From the entries that follow, pick out all lines holding "JSON".

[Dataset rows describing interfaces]
************
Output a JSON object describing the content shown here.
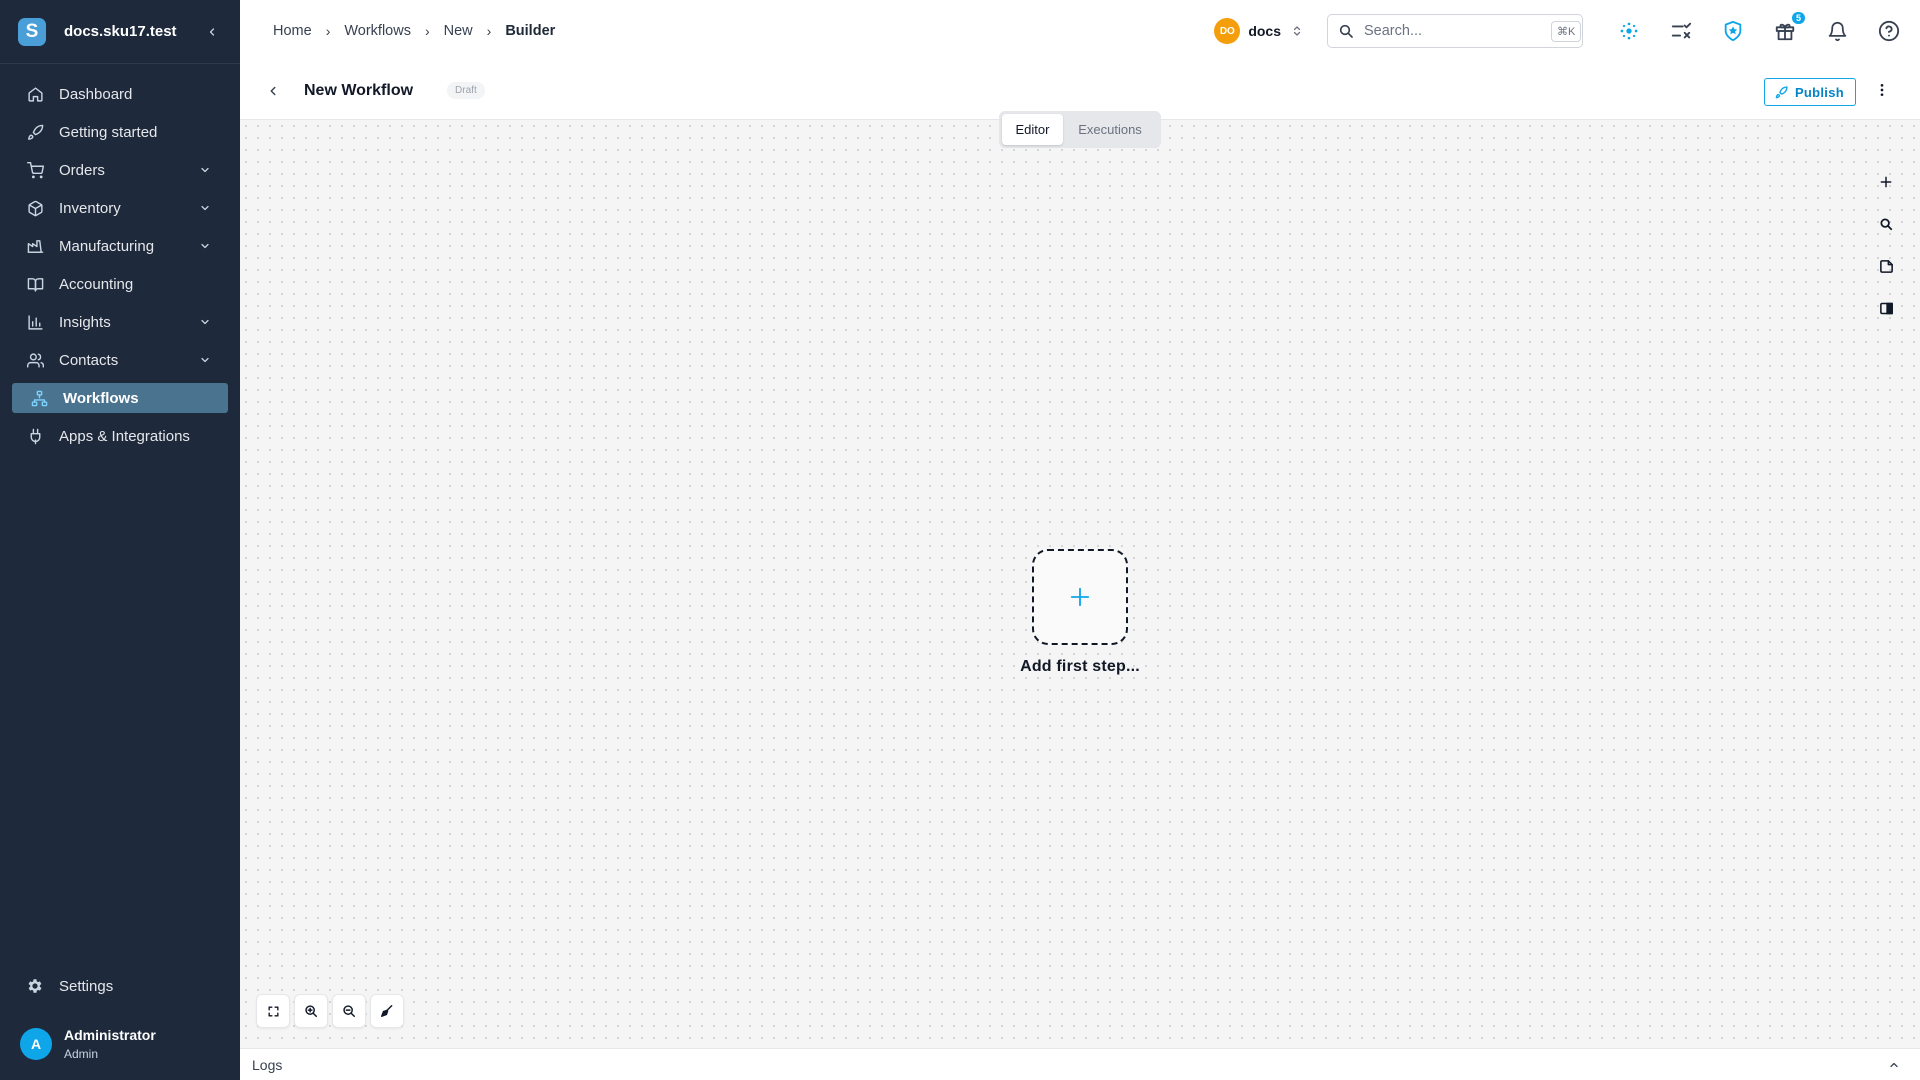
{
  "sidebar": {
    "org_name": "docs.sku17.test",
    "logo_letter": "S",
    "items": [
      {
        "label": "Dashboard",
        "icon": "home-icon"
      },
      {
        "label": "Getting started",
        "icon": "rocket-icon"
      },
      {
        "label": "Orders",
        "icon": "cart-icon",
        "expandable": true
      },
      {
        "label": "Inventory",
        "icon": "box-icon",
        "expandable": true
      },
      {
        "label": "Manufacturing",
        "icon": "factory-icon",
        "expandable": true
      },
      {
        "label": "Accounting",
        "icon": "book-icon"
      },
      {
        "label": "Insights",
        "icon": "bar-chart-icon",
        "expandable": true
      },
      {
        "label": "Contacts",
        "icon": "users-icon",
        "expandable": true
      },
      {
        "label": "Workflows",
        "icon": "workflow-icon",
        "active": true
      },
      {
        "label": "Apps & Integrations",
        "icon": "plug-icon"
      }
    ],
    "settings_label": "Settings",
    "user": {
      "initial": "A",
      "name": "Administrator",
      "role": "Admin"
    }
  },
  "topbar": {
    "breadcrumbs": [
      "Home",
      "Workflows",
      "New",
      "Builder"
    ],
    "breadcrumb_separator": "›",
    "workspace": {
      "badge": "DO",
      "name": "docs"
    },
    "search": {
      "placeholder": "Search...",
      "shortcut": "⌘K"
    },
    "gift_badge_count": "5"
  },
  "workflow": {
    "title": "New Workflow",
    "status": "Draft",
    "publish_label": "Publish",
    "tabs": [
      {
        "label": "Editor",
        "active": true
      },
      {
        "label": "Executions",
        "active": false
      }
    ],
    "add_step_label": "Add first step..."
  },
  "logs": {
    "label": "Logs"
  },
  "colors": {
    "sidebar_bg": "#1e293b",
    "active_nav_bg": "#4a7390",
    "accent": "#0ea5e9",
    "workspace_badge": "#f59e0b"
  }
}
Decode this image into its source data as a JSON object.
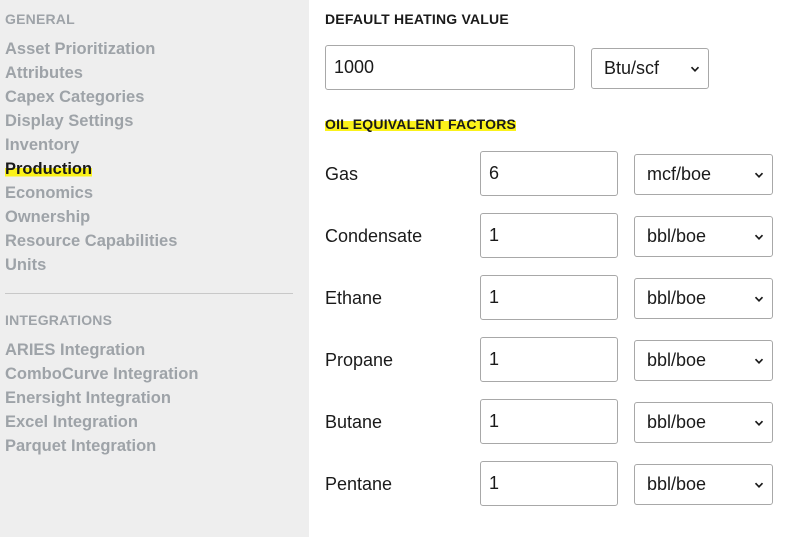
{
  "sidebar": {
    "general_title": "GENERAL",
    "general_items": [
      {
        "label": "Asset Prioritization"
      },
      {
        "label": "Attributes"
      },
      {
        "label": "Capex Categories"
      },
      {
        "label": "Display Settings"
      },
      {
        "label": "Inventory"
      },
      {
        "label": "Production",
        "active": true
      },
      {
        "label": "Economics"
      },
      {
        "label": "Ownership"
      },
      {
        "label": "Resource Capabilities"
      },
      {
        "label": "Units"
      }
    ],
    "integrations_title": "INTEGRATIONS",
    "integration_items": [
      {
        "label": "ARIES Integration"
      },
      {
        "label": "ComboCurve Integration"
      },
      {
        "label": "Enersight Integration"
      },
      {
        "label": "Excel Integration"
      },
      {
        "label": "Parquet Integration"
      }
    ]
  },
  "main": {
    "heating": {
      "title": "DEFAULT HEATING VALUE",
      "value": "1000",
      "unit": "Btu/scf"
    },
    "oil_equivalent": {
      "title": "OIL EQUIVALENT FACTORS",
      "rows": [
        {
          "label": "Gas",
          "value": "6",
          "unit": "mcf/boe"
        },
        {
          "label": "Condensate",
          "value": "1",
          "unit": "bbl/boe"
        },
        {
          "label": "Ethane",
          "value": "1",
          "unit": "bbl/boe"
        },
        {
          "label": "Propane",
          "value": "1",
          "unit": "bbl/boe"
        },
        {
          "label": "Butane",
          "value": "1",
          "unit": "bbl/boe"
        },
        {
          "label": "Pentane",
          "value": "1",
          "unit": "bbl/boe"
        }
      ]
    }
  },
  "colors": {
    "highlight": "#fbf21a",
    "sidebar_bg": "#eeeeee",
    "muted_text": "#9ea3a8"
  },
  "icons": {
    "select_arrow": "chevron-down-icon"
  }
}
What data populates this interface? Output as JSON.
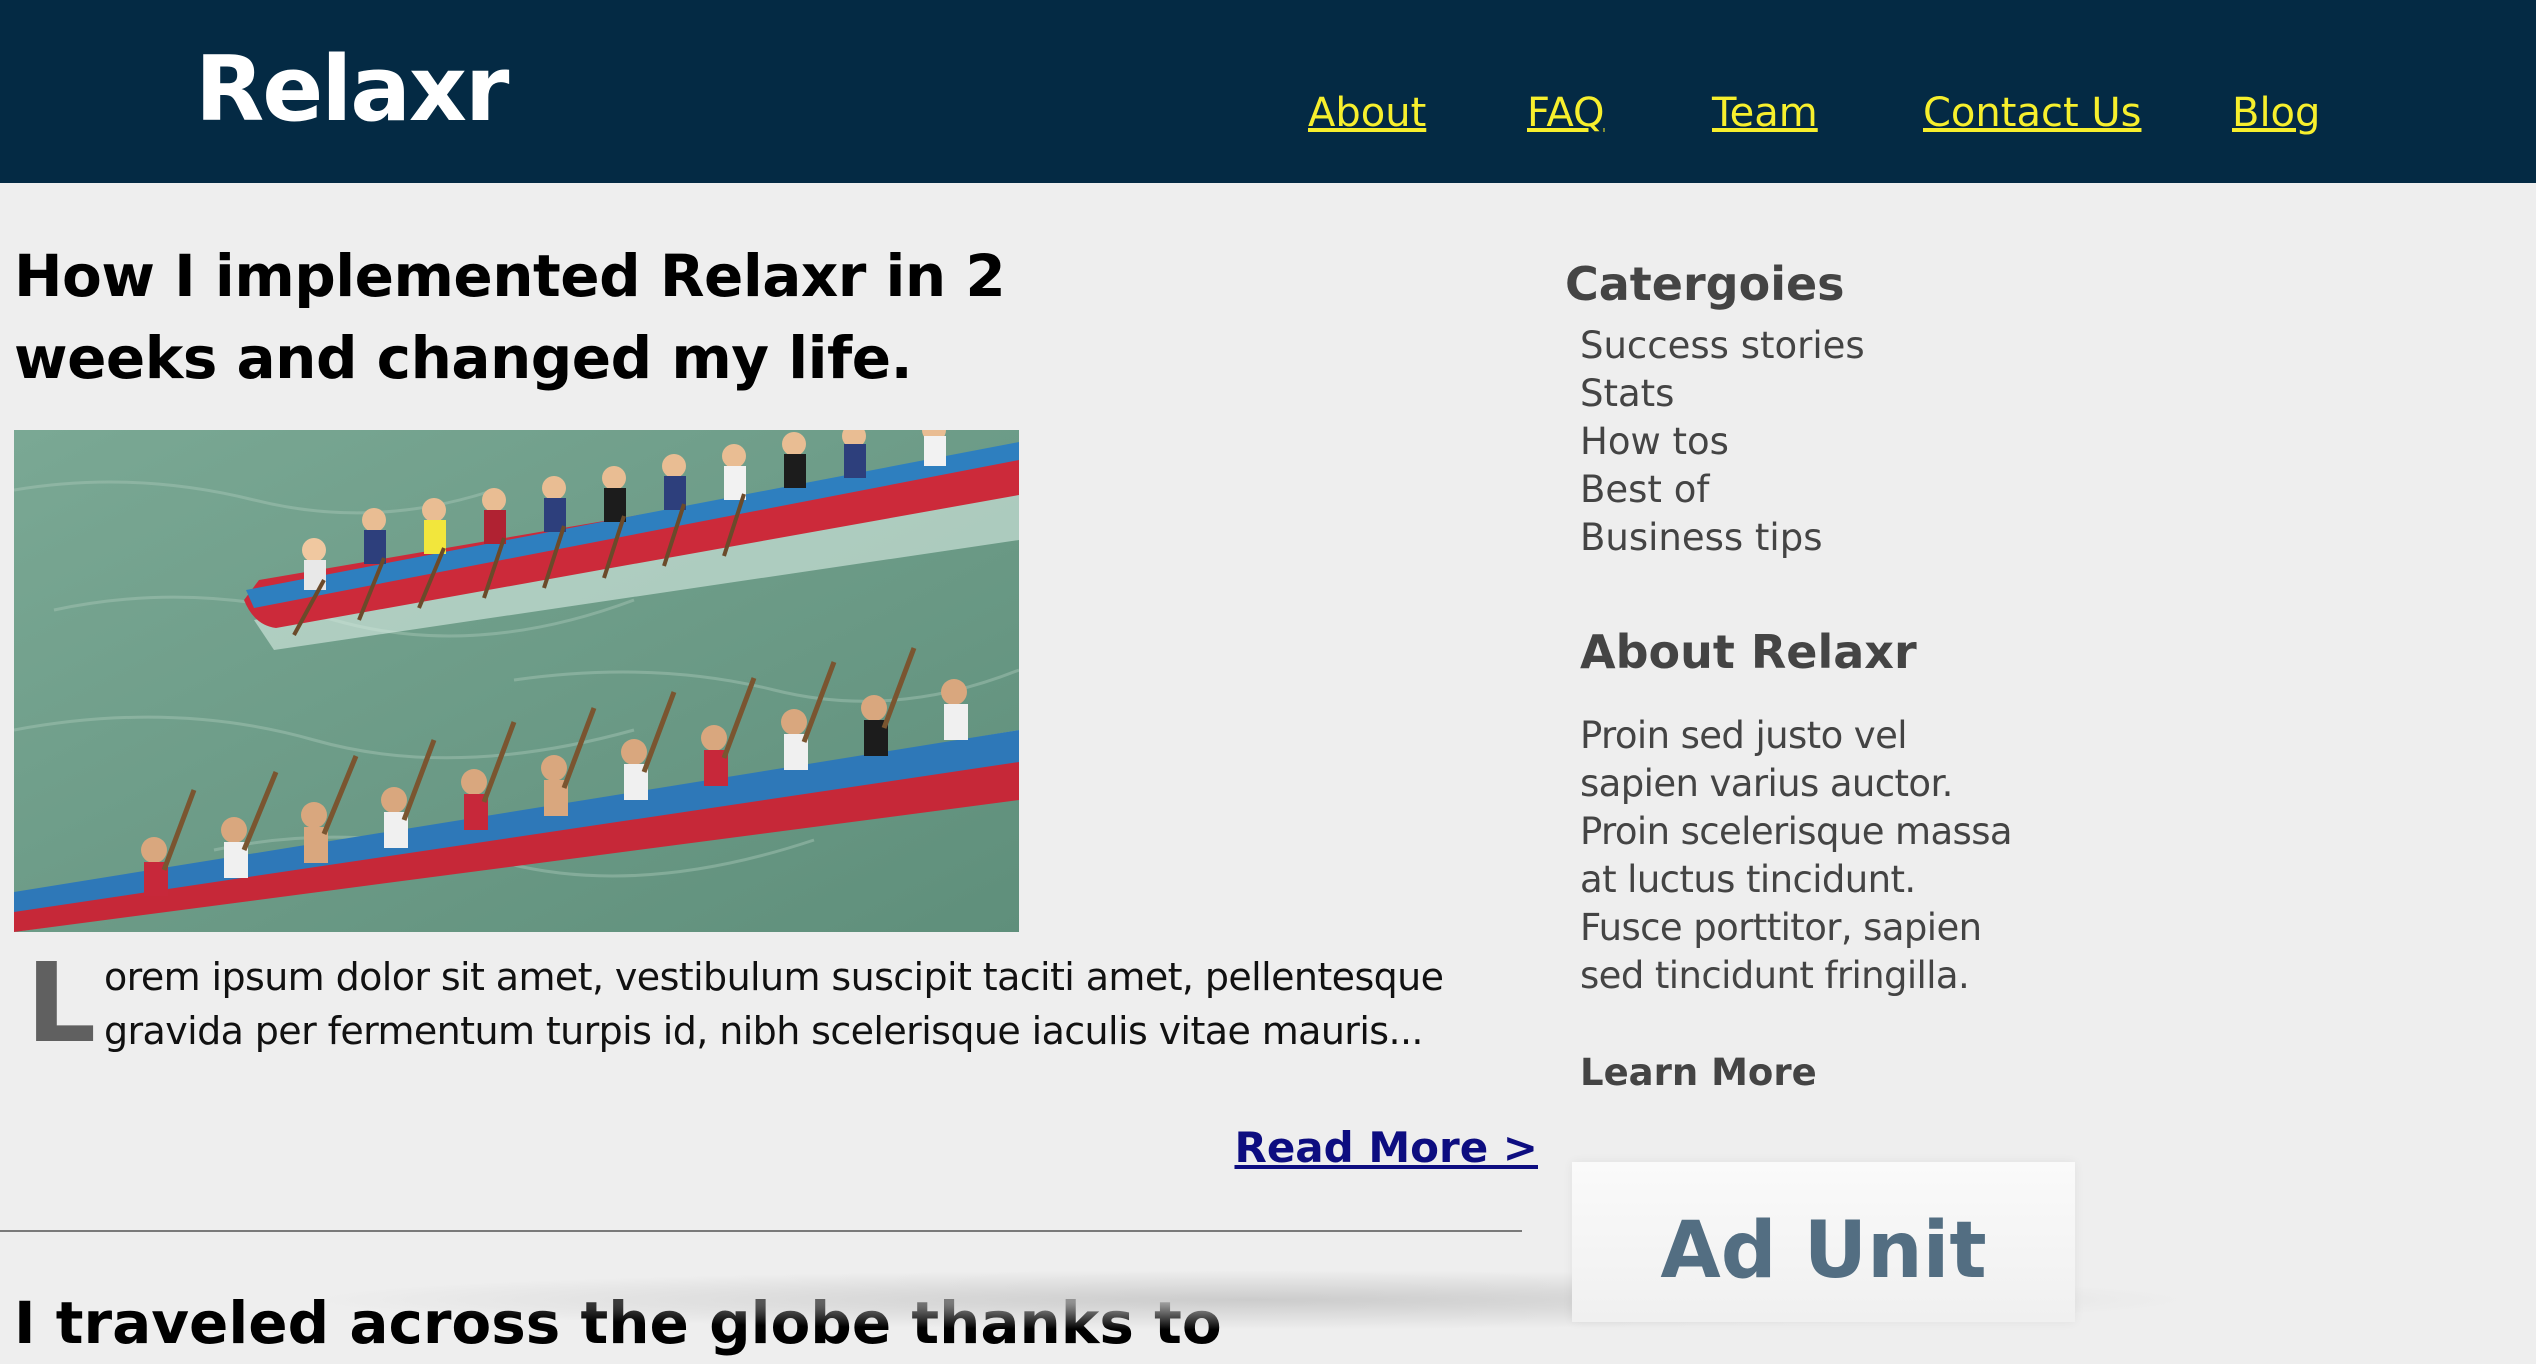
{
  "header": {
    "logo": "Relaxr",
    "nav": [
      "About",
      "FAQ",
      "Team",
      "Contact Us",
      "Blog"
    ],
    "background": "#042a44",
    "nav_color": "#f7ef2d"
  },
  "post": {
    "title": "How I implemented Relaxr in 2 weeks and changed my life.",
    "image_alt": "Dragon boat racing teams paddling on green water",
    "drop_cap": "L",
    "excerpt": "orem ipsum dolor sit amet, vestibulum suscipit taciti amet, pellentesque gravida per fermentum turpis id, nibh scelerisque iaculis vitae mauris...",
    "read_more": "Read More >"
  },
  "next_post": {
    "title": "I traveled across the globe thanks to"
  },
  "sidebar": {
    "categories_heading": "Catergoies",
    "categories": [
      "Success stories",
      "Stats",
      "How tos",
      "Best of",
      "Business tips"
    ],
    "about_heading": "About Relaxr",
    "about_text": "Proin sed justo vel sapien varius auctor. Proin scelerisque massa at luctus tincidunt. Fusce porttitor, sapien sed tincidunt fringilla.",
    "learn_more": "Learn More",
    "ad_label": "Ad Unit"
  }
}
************
## Expected answer
Output a JSON object describing the content shown here.
Decode this image into its source data as a JSON object.
What data populates this interface? Output as JSON.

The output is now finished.